Data entries:
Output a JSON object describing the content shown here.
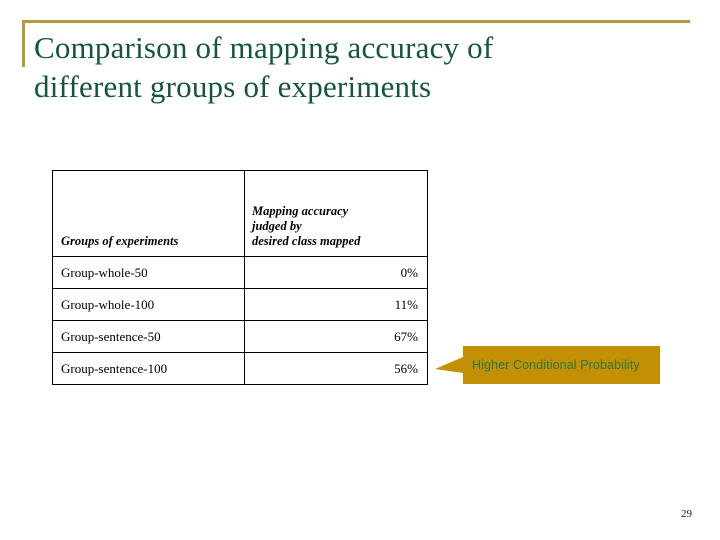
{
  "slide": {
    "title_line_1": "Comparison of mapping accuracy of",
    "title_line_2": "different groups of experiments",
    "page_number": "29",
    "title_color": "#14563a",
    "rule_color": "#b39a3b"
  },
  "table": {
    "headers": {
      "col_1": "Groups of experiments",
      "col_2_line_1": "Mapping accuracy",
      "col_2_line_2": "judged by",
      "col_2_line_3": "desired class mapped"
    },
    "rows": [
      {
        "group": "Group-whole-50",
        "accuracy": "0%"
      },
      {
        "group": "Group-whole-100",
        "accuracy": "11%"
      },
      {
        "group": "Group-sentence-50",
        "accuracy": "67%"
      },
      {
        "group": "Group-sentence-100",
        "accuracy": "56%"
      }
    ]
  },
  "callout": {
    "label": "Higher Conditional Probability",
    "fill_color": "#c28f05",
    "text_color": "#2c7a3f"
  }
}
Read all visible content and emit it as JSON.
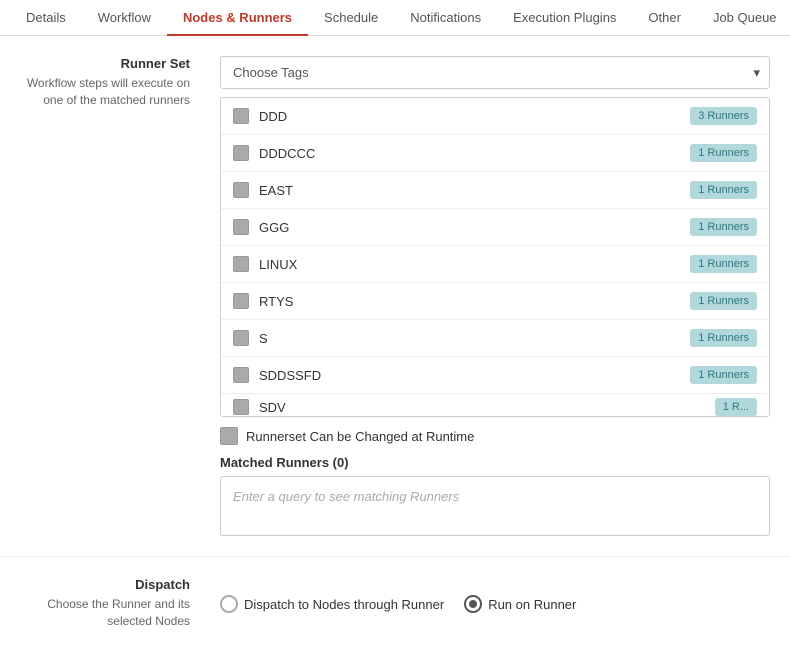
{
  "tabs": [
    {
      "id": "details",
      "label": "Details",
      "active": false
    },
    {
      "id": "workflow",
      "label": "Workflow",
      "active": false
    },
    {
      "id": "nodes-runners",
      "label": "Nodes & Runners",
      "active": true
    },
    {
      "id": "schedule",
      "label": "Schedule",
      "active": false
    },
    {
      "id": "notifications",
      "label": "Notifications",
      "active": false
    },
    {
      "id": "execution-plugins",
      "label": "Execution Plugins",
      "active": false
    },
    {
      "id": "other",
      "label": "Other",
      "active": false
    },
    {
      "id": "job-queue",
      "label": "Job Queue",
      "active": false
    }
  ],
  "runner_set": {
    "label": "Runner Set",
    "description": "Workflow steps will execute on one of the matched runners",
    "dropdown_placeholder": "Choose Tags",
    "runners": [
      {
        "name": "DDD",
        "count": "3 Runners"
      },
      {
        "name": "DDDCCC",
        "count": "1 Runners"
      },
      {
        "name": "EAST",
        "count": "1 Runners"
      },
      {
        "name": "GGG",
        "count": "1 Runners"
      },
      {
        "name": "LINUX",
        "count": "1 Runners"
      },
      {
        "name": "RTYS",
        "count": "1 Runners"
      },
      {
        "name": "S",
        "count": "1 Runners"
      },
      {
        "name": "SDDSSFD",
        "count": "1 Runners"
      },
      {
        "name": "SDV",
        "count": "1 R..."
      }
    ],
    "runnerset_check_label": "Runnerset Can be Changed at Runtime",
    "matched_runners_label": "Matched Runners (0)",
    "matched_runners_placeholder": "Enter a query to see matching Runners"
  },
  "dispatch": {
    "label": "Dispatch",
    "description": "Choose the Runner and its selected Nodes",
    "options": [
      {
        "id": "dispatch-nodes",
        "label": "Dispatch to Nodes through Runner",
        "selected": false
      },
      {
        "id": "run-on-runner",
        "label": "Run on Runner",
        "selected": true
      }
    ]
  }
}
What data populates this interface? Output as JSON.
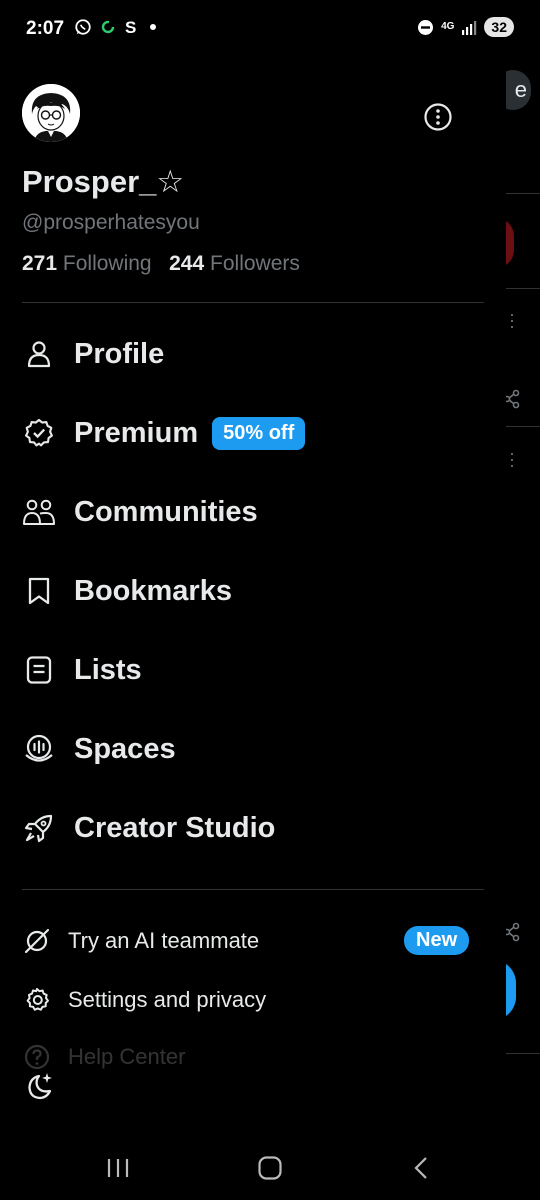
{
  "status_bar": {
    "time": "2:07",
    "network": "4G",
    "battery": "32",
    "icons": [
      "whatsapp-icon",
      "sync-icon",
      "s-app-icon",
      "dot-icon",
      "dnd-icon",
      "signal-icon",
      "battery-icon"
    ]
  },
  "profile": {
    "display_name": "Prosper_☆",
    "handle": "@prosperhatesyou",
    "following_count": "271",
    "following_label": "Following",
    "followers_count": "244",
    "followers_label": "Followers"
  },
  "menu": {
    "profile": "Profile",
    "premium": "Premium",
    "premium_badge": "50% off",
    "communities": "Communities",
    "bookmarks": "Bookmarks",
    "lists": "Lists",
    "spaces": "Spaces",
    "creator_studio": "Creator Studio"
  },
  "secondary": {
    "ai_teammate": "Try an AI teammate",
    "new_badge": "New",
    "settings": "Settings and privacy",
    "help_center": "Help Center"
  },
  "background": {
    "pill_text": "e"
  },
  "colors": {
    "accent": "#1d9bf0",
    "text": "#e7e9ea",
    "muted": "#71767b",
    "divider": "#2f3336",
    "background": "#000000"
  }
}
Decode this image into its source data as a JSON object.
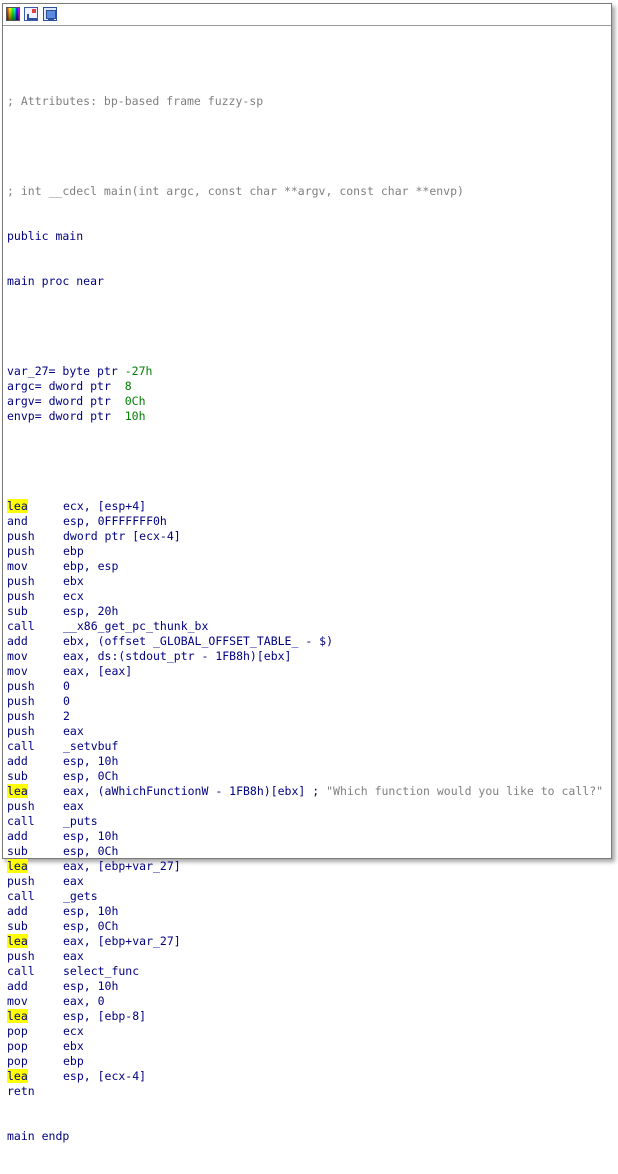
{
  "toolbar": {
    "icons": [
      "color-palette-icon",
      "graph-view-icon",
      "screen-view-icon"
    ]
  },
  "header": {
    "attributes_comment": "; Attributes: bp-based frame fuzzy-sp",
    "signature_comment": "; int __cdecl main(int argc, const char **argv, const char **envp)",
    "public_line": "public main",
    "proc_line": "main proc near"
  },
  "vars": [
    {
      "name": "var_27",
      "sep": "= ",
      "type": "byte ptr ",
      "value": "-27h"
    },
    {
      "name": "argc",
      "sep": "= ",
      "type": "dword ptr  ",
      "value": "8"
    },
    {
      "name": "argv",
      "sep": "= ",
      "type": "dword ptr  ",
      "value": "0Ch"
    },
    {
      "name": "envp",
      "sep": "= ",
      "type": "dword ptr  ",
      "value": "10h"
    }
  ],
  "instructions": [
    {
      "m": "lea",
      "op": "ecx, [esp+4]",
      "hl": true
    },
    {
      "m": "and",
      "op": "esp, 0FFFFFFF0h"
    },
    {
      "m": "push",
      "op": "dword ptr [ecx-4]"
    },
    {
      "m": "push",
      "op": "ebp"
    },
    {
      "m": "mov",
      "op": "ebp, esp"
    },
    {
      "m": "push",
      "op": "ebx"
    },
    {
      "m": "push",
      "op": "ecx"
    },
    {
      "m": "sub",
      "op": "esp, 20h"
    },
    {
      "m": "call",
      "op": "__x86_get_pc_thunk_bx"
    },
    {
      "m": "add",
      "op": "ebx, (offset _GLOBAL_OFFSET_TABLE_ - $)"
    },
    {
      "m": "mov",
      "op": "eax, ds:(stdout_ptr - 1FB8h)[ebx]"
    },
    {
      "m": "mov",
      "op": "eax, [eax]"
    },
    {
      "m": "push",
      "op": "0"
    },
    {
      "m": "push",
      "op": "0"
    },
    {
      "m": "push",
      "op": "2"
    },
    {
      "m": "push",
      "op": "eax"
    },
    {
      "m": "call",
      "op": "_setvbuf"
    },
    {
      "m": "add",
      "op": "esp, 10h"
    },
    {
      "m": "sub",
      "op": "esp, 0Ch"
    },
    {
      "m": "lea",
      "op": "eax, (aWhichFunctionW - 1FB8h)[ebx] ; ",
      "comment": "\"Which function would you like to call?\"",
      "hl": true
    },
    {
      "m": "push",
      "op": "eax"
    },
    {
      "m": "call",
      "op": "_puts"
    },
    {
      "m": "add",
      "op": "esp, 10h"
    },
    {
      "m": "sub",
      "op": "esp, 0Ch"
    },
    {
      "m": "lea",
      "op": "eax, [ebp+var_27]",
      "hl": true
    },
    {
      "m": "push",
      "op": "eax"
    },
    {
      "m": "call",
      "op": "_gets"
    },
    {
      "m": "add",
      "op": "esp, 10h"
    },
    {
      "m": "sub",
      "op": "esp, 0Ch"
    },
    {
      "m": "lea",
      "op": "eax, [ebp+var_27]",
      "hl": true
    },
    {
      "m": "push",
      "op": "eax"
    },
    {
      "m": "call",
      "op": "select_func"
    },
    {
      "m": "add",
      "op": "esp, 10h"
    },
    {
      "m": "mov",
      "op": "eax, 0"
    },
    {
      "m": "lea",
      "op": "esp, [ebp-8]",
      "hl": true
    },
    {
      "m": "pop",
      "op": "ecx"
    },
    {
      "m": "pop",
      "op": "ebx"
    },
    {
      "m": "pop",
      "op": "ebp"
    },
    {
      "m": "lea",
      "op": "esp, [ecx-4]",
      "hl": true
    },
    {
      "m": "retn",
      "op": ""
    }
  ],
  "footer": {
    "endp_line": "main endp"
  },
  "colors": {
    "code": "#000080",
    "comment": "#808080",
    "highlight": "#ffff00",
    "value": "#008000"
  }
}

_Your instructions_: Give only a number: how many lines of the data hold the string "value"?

_Task output_: 5